It's another week, time for the Pacific Northwest College of Art to secure ownership of major Pearl District real estate at little or no cost. They can't keep it up at this pace, surely, but fresh off the news a few days ago of securing the 511 Broadway building, the school has reached an agreement with the family of the late Edith Goodman, the building's owner, to purchase the school's home since 1997 on an full block between Northwest 12 and 13th Avenues, Johnson and Kearney Streets. The agreement is accompanied by announcement from PNCA of accompanying financial news, summarized thusly (as Alton Brown would say) by DK Row:
The college also publicly launched a historic capital campaign targeting $32 million in pledges by the end of June 2009, when the college celebrates its centennial. The campaign, which has quietly raised $26 million, went public Saturday with the announcement of three lead campaign gifts of $1 million each from PNCA board president Al Solheim, the Harold and Arlene Schnitzer CARE Foundation and the Maybelle Clark MacDonald Fund. The MacDonald donation is a challenge gift, contingent on whether the college raises an additional $3 million.
Renovated a decade ago by Holst Architecture, the Goodman Building has always been a nice environment, I think, particularly its huge open space in the middle. I've been to award ceremonies there, Japanese DJ concerts, a French philosopher's lecture, a design forum, art exhibits, but all the while the renovated old warehouse itself, with its exposed structure and simple white aesthetics, is itself a particularly nice piece of any experience. From an artist's or curator's standpoint in some of the exhibit spaces, maybe there is more that could be done, but I still like the building a lot. And that's before we even talk about the exterior paint job created by Randy Higgins (above), which is a transcription of an Arthur Rimbaud poem into a language of differently sized squares and rectangles.

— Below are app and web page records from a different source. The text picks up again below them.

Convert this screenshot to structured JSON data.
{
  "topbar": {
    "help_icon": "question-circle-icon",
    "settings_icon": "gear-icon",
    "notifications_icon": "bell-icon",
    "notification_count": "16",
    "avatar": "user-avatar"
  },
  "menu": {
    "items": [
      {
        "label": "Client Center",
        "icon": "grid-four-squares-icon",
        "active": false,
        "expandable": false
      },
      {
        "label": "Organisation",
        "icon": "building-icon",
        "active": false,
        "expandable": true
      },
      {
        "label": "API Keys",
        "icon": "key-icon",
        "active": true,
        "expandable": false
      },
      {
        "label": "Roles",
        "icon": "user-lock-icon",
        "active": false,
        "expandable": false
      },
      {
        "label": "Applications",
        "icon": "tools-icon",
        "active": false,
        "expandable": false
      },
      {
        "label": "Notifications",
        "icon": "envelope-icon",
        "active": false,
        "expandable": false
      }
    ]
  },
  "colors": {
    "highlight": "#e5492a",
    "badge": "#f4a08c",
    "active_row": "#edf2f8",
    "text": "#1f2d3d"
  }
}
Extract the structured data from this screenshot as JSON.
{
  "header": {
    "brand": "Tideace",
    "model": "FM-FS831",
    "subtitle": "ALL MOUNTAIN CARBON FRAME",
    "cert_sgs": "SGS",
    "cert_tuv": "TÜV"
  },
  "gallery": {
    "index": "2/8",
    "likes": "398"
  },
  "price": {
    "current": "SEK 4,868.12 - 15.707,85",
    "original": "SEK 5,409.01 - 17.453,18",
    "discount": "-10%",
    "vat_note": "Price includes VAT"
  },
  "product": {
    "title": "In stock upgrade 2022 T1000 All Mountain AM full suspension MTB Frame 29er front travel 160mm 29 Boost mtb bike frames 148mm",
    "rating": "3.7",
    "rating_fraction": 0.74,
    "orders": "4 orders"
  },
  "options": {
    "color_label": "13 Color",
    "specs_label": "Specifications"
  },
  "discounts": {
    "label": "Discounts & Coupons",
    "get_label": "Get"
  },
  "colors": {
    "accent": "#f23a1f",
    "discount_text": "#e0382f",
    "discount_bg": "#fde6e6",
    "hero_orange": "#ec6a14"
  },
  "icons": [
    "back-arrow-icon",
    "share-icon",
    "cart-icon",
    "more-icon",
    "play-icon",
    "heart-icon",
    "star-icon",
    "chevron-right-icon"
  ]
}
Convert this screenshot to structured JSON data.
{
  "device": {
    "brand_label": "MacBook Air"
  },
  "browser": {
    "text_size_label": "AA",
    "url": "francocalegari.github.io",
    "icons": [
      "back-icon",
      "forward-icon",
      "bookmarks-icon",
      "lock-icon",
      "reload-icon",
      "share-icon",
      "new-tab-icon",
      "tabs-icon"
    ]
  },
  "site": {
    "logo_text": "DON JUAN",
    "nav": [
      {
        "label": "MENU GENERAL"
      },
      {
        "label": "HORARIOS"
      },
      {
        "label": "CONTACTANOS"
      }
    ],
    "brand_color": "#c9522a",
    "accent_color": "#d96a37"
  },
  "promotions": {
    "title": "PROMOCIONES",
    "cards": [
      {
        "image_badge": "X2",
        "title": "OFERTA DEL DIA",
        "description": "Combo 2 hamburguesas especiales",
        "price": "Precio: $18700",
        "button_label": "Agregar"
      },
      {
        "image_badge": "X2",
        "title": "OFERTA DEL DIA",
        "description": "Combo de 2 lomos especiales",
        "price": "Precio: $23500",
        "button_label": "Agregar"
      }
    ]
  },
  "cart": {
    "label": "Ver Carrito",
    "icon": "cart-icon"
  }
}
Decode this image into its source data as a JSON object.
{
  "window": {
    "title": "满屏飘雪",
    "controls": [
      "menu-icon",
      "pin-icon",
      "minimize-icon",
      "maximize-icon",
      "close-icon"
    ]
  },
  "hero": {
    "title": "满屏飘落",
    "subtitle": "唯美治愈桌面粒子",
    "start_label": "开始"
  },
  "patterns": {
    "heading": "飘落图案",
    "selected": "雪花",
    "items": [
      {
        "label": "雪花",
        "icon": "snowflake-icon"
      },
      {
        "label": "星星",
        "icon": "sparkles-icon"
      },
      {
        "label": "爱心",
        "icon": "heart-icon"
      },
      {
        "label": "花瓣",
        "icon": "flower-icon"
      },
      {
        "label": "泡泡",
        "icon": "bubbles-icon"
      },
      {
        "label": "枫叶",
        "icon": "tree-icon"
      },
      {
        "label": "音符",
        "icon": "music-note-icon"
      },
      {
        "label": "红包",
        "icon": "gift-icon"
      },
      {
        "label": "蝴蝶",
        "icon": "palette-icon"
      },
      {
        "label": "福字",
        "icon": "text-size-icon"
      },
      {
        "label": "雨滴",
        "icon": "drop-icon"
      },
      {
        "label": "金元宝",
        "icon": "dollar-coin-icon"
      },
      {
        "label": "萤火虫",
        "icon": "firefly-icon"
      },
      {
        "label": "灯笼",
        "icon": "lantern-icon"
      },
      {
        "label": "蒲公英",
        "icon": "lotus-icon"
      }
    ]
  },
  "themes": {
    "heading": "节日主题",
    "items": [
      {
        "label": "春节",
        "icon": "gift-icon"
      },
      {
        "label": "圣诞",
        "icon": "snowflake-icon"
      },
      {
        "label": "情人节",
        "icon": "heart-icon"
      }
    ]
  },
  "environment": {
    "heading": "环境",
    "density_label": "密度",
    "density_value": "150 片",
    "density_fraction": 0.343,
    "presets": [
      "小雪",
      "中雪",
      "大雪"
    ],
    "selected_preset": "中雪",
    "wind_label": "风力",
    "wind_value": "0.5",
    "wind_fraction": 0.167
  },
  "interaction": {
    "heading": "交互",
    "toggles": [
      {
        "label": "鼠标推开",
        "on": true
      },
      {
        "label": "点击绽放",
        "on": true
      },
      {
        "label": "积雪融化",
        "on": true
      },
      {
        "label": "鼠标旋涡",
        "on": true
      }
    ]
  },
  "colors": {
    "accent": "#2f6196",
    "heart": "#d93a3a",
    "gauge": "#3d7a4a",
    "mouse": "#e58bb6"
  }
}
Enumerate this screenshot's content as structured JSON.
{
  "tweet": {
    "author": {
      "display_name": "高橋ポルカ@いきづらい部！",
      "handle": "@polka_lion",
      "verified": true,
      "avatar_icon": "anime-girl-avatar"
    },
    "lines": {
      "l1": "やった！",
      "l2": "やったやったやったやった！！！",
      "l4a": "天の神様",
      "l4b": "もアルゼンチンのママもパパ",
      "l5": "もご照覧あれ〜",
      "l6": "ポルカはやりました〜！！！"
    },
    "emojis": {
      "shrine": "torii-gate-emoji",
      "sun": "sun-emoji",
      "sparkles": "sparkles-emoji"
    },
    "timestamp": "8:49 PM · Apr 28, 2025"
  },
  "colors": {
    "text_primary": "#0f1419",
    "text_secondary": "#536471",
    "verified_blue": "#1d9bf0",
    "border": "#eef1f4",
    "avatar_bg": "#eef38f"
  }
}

According to D.K. Row's Oregonian article, Allied Works will oversee design for the $12 million "light" (says PNCA) re-renovation. That's on top of Brad Cloepfil's firm already being selected by PNCA for the 511 Broadway building (pictured at left). So in effect, for all of the huge commissions that Allied has received over the past several years, for art museums in St. Louis, New York, Seattle, Ann Arbor and Denver, not to mention the Wieden & Kennedy job before those, PNCA will be the Cloepfil client with repeat business for his firm. And though it may not be for a few years, I'm betting PNCA isn't done acquiring buildings with these two, wonderful a foundation (pardon the pun) as they may be. How about a ground-up building for PNCA on some of the post office's surface parking lot in the back? Or perhaps something further north, out by the Fremont Bridge and Centennial Mill?